St. Anton’s ski routes certainly didn’t disappoint. I won’t bore non-skiers with excessive detail; instead I’ll just mention two of the major Routes: the Schindler Kar and Mattun valleys. Each gives access to a huge amount of terrain – they’re of such a scale that they could make a decent ski resort in their own right. After getting a few inches of new snow a couple of nights in a row, they provided an extremely memorable day of skiing: high-alpine, sporadically-tracked (even in the afternoon) descents of 3000+ vertical feet into the clouds below. It was the kind of experience that only a handful of resorts in the entire world can serve up without the assistance of a guide and/or helicopter.

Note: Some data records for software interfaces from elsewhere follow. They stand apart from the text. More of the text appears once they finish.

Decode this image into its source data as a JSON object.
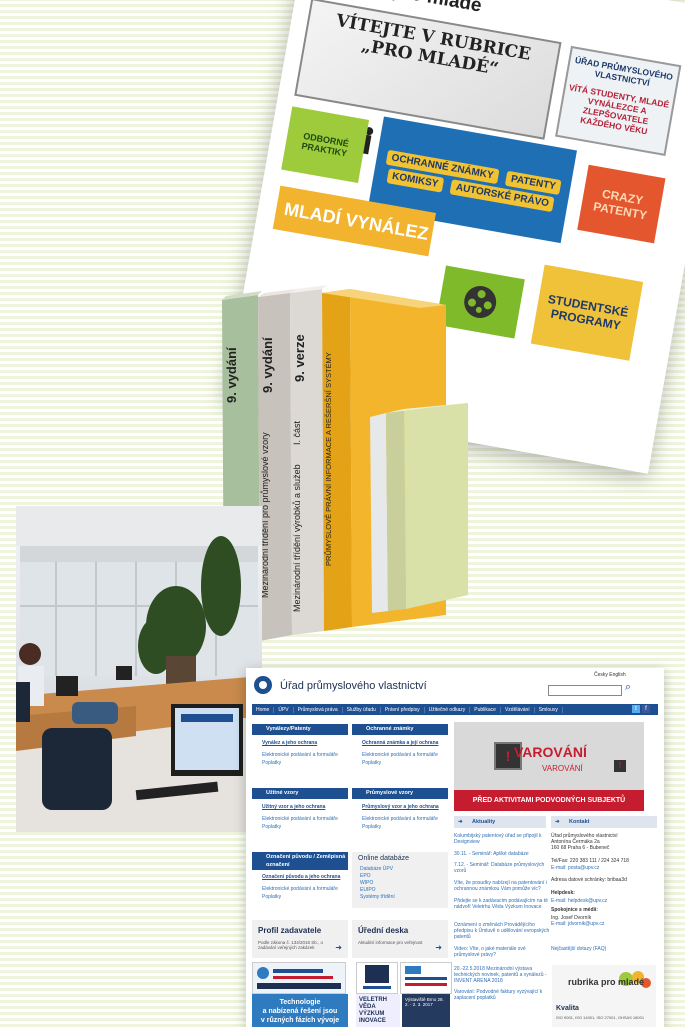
{
  "youth_page": {
    "title": "Rubrika pro mladé",
    "banner": "VÍTEJTE V RUBRICE „PRO MLADÉ“",
    "side_box": "ÚŘAD PRŮMYSLOVÉHO VLASTNICTVÍ",
    "side_tagline": "VÍTÁ STUDENTY, MLADÉ VYNÁLEZCE A ZLEPŠOVATELE KAŽDÉHO VĚKU",
    "tile_schools": "ODBORNÉ PRAKTIKY",
    "tile_main_1": "OCHRANNÉ ZNÁMKY",
    "tile_main_2": "PATENTY",
    "tile_main_3": "AUTORSKÉ PRÁVO",
    "tile_comics": "KOMIKSY",
    "tile_crazy": "CRAZY PATENTY",
    "tile_inventors": "MLADÍ VYNÁLEZ",
    "tile_student": "STUDENTSKÉ PROGRAMY"
  },
  "books": {
    "b1": "9. vydání",
    "b2": "9. vydání",
    "b2_sub": "Mezinárodní třídění pro průmyslové vzory",
    "b3": "9. verze",
    "b3_sub": "Mezinárodní třídění výrobků a služeb",
    "b3_part": "I. část",
    "b4": "PRŮMYSLOVĚ PRÁVNÍ INFORMACE A REŠERŠNÍ SYSTÉMY"
  },
  "site": {
    "title": "Úřad průmyslového vlastnictví",
    "lang": "Česky   English",
    "nav": [
      "Home",
      "ÚPV",
      "Průmyslová práva",
      "Služby úřadu",
      "Právní předpisy",
      "Užitečné odkazy",
      "Publikace",
      "Vzdělávání",
      "Smlouvy"
    ],
    "box1_head": "Vynálezy/Patenty",
    "box1_l1": "Vynález a jeho ochrana",
    "box1_l2": "Elektronické podávání a formuláře",
    "box1_l3": "Poplatky",
    "box2_head": "Ochranné známky",
    "box2_l1": "Ochranná známka a její ochrana",
    "box2_l2": "Elektronické podávání a formuláře",
    "box2_l3": "Poplatky",
    "box3_head": "Užitné vzory",
    "box3_l1": "Užitný vzor a jeho ochrana",
    "box3_l2": "Elektronické podávání a formuláře",
    "box3_l3": "Poplatky",
    "box4_head": "Průmyslové vzory",
    "box4_l1": "Průmyslový vzor a jeho ochrana",
    "box4_l2": "Elektronické podávání a formuláře",
    "box4_l3": "Poplatky",
    "box5_head": "Označení původu / Zeměpisná označení",
    "box5_l1": "Označení původu a jeho ochrana",
    "box5_l2": "Elektronické podávání a formuláře",
    "box5_l3": "Poplatky",
    "db_title": "Online databáze",
    "db_items": [
      "Databáze ÚPV",
      "EPO",
      "WIPO",
      "EUIPO",
      "Systémy třídění"
    ],
    "warning_big": "VAROVÁNÍ",
    "warning_small": "VAROVÁNÍ",
    "warning_banner": "PŘED AKTIVITAMI PODVODNÝCH SUBJEKTŮ",
    "news_head": "Aktuality",
    "news": [
      "Kolumbijský patentový úřad se připojil k Designview",
      "30.11. - Seminář: Apliké databáze",
      "7.12. - Seminář: Databáze průmyslových vzorů",
      "Víte, že posudky nabízejí na patentování i ochrannou známkou Vám pomůže víc?",
      "Přidejte se k zadávacím podávajícím na té nádvoří Veletrhu Věda Výzkum Inovace",
      "Oznámení o změnách Provádějícího předpisu k Úmluvě o udělování evropských patentů",
      "Video: Víte, o jaké materiále své průmyslové právy?",
      "20.-22.5.2018 Mezinárodní výstava technických novinek, patentů a vynálezů - INVENT ARENA 2018",
      "Varování: Podvodné faktury vyzývající k zaplacení poplatků"
    ],
    "contact_head": "Kontakt",
    "contact": [
      "Úřad průmyslového vlastnictví",
      "Antonína Čermáka 2a",
      "160 68 Praha 6 - Bubeneč",
      "",
      "Tel/Fax: 220 383 111 / 224 324 718",
      "E-mail: posta@upv.cz",
      "",
      "Adresa datové schránky: bribaa3d",
      "",
      "Helpdesk:",
      "E-mail: helpdesk@upv.cz",
      "Spokojnice s médii:",
      "Ing. Josef Dvorník",
      "E-mail: jdvornik@upv.cz",
      "",
      "Nejčastější dotazy (FAQ)"
    ],
    "profile_title": "Profil zadavatele",
    "profile_text": "Podle zákona č. 134/2016 Sb., o zadávání veřejných zakázek",
    "board_title": "Úřední deska",
    "board_text": "Aktuální informace pro veřejnost",
    "tech_line1": "Technologie",
    "tech_line2": "a nabízená řešení jsou",
    "tech_line3": "v různých fázích vývoje",
    "veletrh": "VELETRH VĚDA VÝZKUM INOVACE",
    "vystava": "Výstaviště Brno 28. 2. - 2. 3. 2017",
    "youth_mini": "rubrika pro mladé",
    "kvalita": "Kvalita",
    "kvalita_sub": "ISO 9001, ISO 14001, ISO 27001, OHSAS 18001"
  },
  "colors": {
    "brand": "#1d4f91",
    "warning": "#c51d2f"
  }
}
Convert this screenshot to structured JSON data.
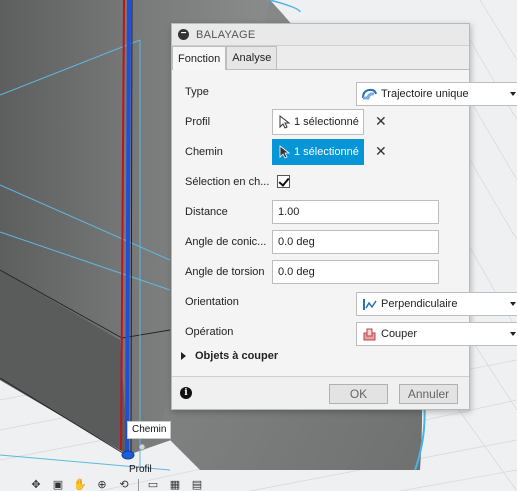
{
  "dialog": {
    "title": "BALAYAGE",
    "tabs": [
      {
        "label": "Fonction",
        "active": true
      },
      {
        "label": "Analyse",
        "active": false
      }
    ],
    "fields": {
      "type": {
        "label": "Type",
        "value": "Trajectoire unique",
        "icon": "sweep-path-icon"
      },
      "profil": {
        "label": "Profil",
        "value": "1 sélectionné",
        "icon": "cursor-arrow-icon"
      },
      "chemin": {
        "label": "Chemin",
        "value": "1 sélectionné",
        "icon": "cursor-arrow-icon",
        "active": true
      },
      "selection_chain": {
        "label": "Sélection en ch...",
        "checked": true
      },
      "distance": {
        "label": "Distance",
        "value": "1.00"
      },
      "conicity": {
        "label": "Angle de conic...",
        "value": "0.0 deg"
      },
      "torsion": {
        "label": "Angle de torsion",
        "value": "0.0 deg"
      },
      "orientation": {
        "label": "Orientation",
        "value": "Perpendiculaire",
        "icon": "perpendicular-icon"
      },
      "operation": {
        "label": "Opération",
        "value": "Couper",
        "icon": "cut-icon"
      }
    },
    "objets_section": {
      "label": "Objets à couper",
      "expanded": false
    },
    "footer": {
      "ok_label": "OK",
      "cancel_label": "Annuler"
    }
  },
  "viewport": {
    "labels": {
      "chemin": "Chemin",
      "profil": "Profil"
    }
  },
  "colors": {
    "accent": "#0696d7",
    "path_red": "#c0141c",
    "path_blue": "#1f4fd8",
    "body_gray": "#707272"
  }
}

Obviously, I’d recommend St. Anton – on a good snow year – to strong skiers who are comfortable on advanced runs at ski areas in the States. For others, though, my praise for St Anton would be a bit more reserved. Our group included my wife’s parents: a timid beginner who quickly ran out of easy runs, and a confident intermediate skier who didn’t appreciate the level of crowding on the pistes: there simply aren’t enough groomed runs for the amount of people St Anton’s lifts deliver to the slopes. On the plus side, though, we never had to wait in long lift queues.

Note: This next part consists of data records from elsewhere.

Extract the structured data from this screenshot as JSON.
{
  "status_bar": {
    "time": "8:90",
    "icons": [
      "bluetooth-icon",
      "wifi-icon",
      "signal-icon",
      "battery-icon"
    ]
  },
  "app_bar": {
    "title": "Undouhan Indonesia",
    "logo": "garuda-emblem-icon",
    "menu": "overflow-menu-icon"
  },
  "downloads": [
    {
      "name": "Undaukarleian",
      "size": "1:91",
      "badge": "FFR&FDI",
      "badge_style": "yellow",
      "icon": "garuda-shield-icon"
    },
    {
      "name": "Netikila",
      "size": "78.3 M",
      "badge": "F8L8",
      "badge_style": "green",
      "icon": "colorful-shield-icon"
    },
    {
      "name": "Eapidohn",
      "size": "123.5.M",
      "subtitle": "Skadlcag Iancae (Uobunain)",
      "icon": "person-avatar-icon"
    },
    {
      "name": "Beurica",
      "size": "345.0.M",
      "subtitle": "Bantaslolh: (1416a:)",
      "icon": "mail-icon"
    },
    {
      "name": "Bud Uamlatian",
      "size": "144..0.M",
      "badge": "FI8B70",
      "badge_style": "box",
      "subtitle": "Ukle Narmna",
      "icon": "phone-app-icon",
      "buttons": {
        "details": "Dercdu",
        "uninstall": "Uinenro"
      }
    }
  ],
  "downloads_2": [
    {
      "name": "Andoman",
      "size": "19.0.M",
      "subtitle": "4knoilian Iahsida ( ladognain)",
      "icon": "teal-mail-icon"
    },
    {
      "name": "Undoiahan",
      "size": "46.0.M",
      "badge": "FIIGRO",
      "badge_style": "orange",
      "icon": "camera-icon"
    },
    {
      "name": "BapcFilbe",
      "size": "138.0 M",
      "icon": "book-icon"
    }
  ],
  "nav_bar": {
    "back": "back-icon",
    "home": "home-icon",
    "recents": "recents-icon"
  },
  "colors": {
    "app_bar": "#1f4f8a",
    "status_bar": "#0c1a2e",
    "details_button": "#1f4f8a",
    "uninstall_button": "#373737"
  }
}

Accommodations in town are mostly provided by small hotels, many of them family-run. Ours was a fantastic place named Hotel Gletscherblick (Glacierview) and it was honestly one of the best and most comfortable hotels I’ve ever stayed in. The room included half-board: a huge breakfast buffet complete with meats, cheeses, eggs, fruit, and delicious breads & pastries. Dinner, also included, was a full-service, 5-course affair, and every day the food was truly exceptional. The menu (salad bar, appetizer, a choice of different soups, two options for the main course, and dessert) leaned towards Tyrolean/Austrian specialties with some definite Italian influence mixed in (Austrians enjoy Italian food almost as much as Italians do). After-ski snacks were also served for happy hour: cakes, apple strudel, and kaiserschmarrn washed down with local beer and schnapps. We never had to eat lunch, and we never wanted for tasty beverages.

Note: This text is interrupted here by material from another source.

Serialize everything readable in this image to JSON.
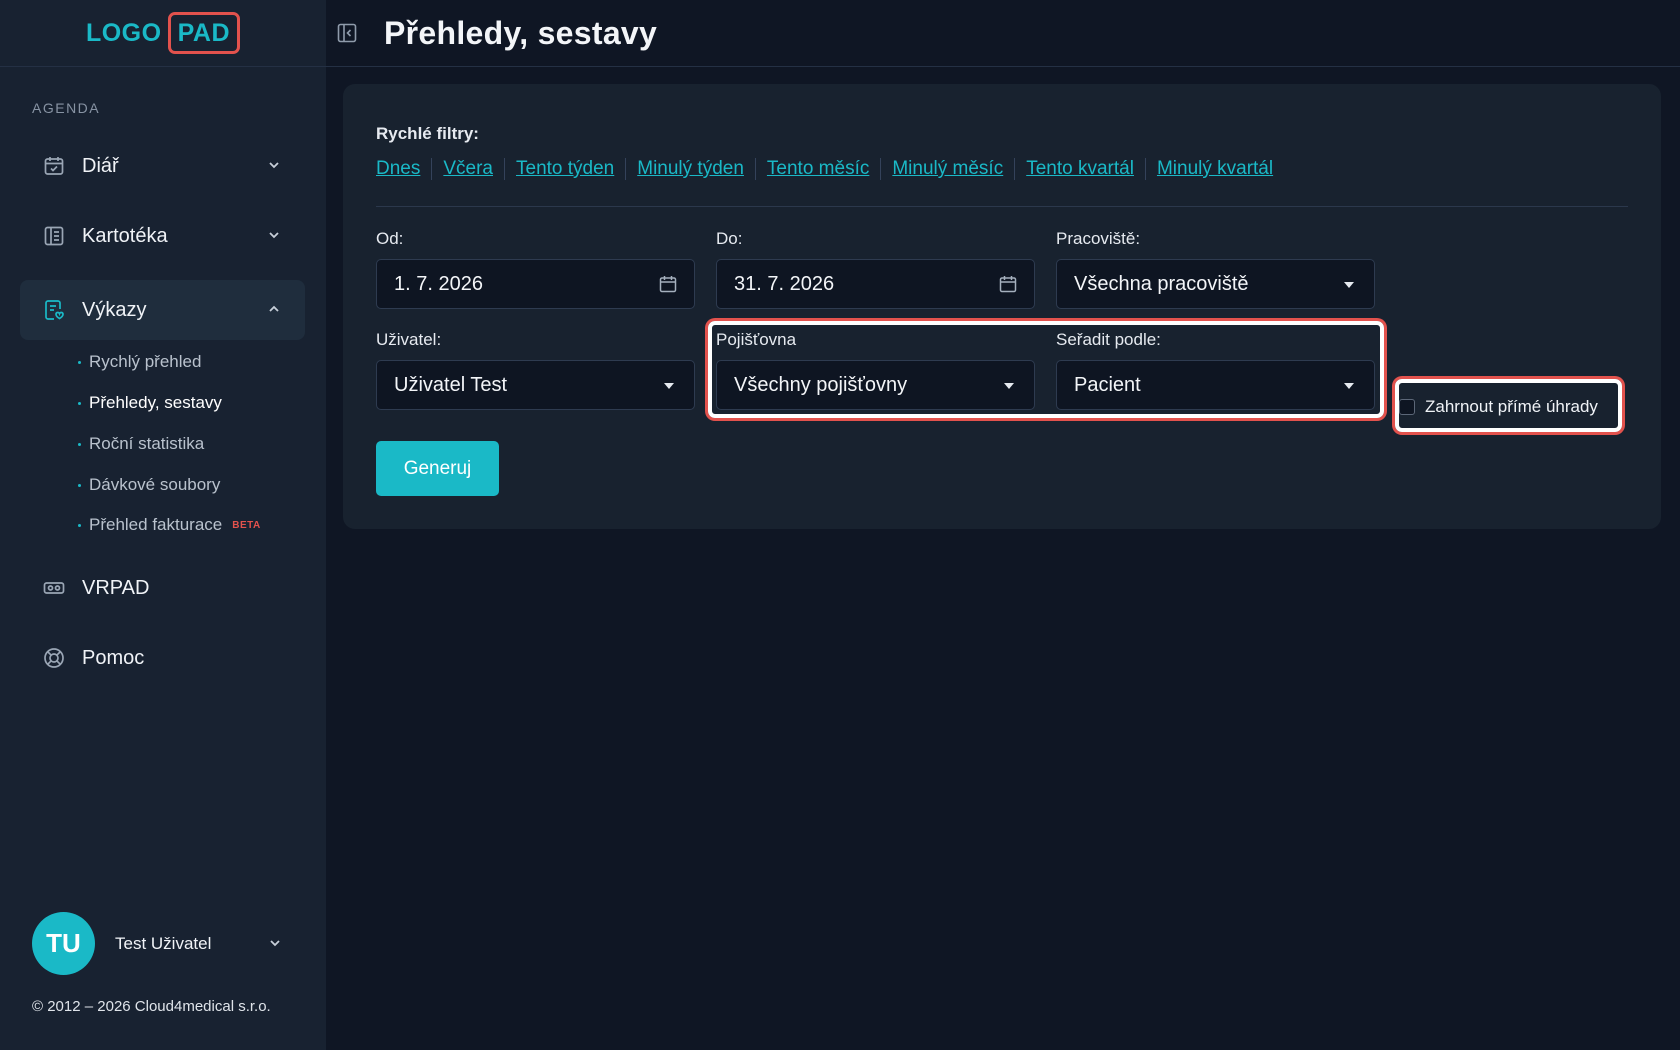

The service was great – friendly & attentive, especially by European standards – and we all loved the the traditional Tyrolean decor. The German concept of gemütlichkeit (which roughly translates to “coziness”) is the best way to describe it, and it seems completely appropriate for a ski holiday. The only downside was that we had to take a bus to the lifts, and the buses were decidedly crowded & infrequent – probably the only major thing the resort could improve upon. To be fair, we were there on one of the busiest weeks of the year, when several European countries have school holidays- including the UK and Switzerland. (I know, I know, “the free ski bus was too inconvenient” is the very definition of a First World Problem.)
Is it better than skiing in the States? Hard to say. It’s different. Like most areas in the Alps, the skiing at St. Anton is almost entirely above treeline, meaning visibility is very difficult when it’s snowing, foggy, or just very cloudy – which is fairly often. They also don’t get as much snow as we do in the Northwest, and the “skiing” can sometimes more closely resemble ice skating than we’re used to. But when it comes to terrain, scenery, lift infrastructure, food, and just overall atmosphere, St. Anton surpasses anything we have on this continent. It easily ranks amongst my favorite trips – ever. If someone had offered me a job and decent place to sleep, I probably would have stayed. Maybe some day.
Our entire St. Anton photo album is on Flickr.